The Pennsylvania Supreme Court violated the Constitution when it extended the deadline for mail-in ballots for three days past Election Day, Republican attorneys general argued in a press conference on Monday. The Republican Attorneys General Association (RAGA) held a press conference announcing that ten state AGs had signed on to Missouri’s amicus brief urging the Supreme Court to consider the case and strike down the ballot extension. Attorney General Dave Yost (Ohio) filed a separate brief and Mike Hunter (Okla.) is expected to file one later today.
Attorney General Jeff Landry (La.) cried foul on the Pennsylvania Supreme Court, comparing its actions to the actions of a referee who decides to change the rules of a football game in the middle of playoffs.
“We believe it’s akin to the referees getting to change the rules of the game midway through the football game,” Landry said. “We believe that’s exactly what the Pennsylvania Supreme Court did. The referees, the judges, do not get to write the rules.”
Attorney General Eric Schmidt (Mo.), who is leading the 10 states in the amicus brief, extended the analogy. He cited the Constitution, Article I Section IV, which states that “The Times, Places and Manner of holding Elections for Senators and Representatives, shall be prescribed in each State by the Legislature thereof.”

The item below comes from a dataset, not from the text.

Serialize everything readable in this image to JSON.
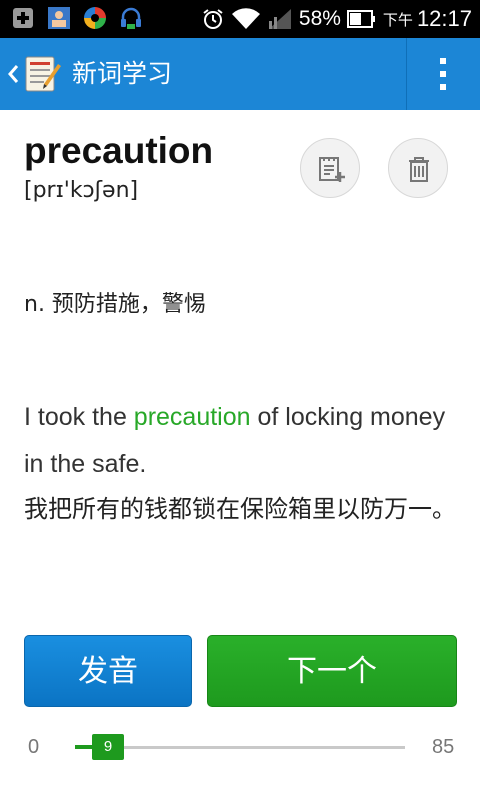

“The Pennsylvania General Assembly expanded early voting options, but then made clear that all ballots should be received by Election Day,” Schmidt explained. “The Pennsylvania Supreme Court rewrote that law. They created an overtime — extended the period of time by which those ballots can be received.”

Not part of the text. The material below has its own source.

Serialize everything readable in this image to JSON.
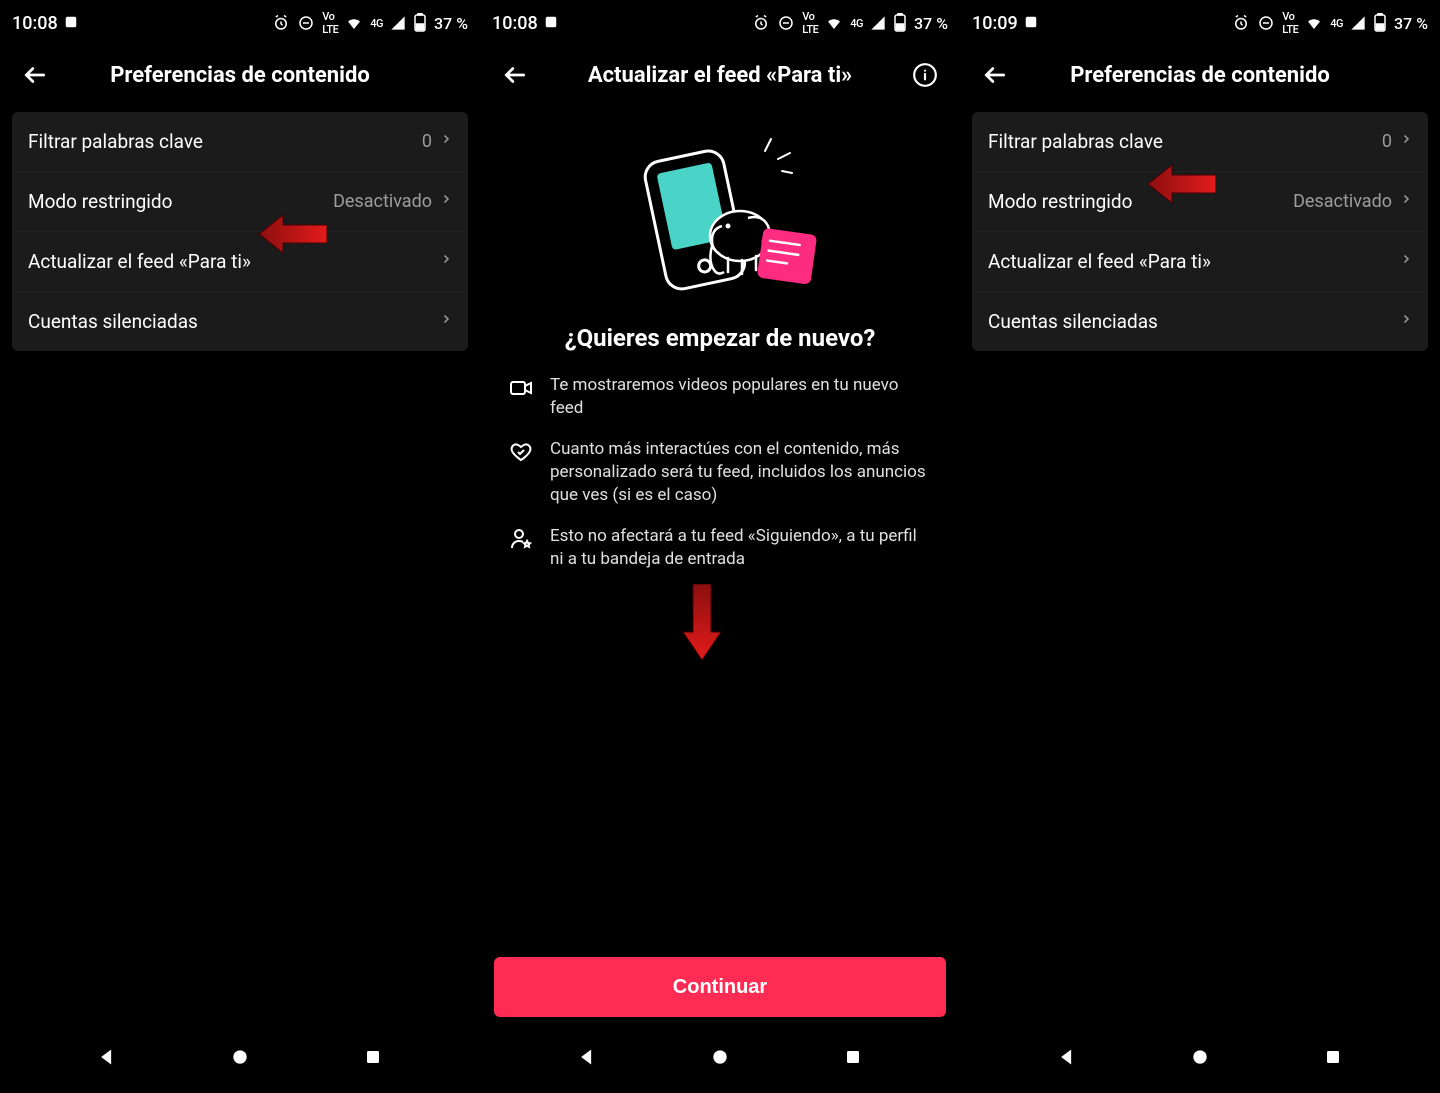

The amicus brief urges the Supreme Court to take up two joint cases against Secretary of State Kathy Boockvar (D-Pa.), namely Republican Party of Pennsylvania v. Boockvar and Joseph Scarnati et al. v. Boockvar.
The Pennsylvania GOP and Scarnati allege that the Pennsylvania Supreme Court violated the Constitution when it extended the deadline to receive ballots. While the state legislature mandated that ballots must be received by 8 p.m. on Election Day, the court ordered the state to extend the deadline to receive ballots by three days. The court also ordered the state to accept ballots during that window even if they were not post-marked.
The U.S. Supreme Court refused to take up the Pennslyvania GOP’s request to roll back the overreach before the election, but Associate Justice Samuel Alito ordered Pennsylvania county boards of election to segregate the ballots received after 8 p.m. on Election Day. The secretary of state in Pennsylvania had issued guidance to that effect, but Alito gave force to that guidance.
Schmidt, the Missouri attorney general, briefly laid out his case against the state Supreme Court’s order, calling it a “violation of federalism and separation of powers” and an attack against “election integrity in the broadest sense.”
The amicus brief defends the separation-of-powers provision in Article I Section IV, warns of the unique risks of fraud associated with mail-in voting, and claims the Pennsylvania Supreme Court’s decision “exacerbated the risks of ballot fraud.”
Hunter, the Oklahoma attorney general, called the Pennsylvania Supreme Court decision “one of the most breathtaking abuses of judicial authority that I’ve seen.” He argued that attorneys general from other states “have the responsibility to address that kind of abuse of power,” even when it takes place in a separate state.
Landry urged the U.S. Supreme Court to restrain an “out-of-control state supreme court” in this case.
“Once all legitimate votes are counted and irregularities are corrected, then regardless of who the president is, the rule of law will be protected,” he declared.
Democratic nominee Joe Biden currently leads President Donald Trump in Pennsylvania by almost 45,000 votes. Most media outlets have called the state for Biden, allowing the Democrat to clinch the 270 electoral votes required to win the presidency. While the president’s challenges to the vote counts should be taken seriously, it is unlikely they will overcome this deficit.
Even so, it is important for the rule of law and for the American people that all serious challenges receive their day in court. If Biden truly wishes to be a president for all Americans, as he claims, he should not dismiss serious concerns about the integrity of the election.
Tyler O’Neil is the author of Making Hate Pay: The Corruption of the Southern Poverty Law Center. Follow him on Twitter at @Tyler2ONeil.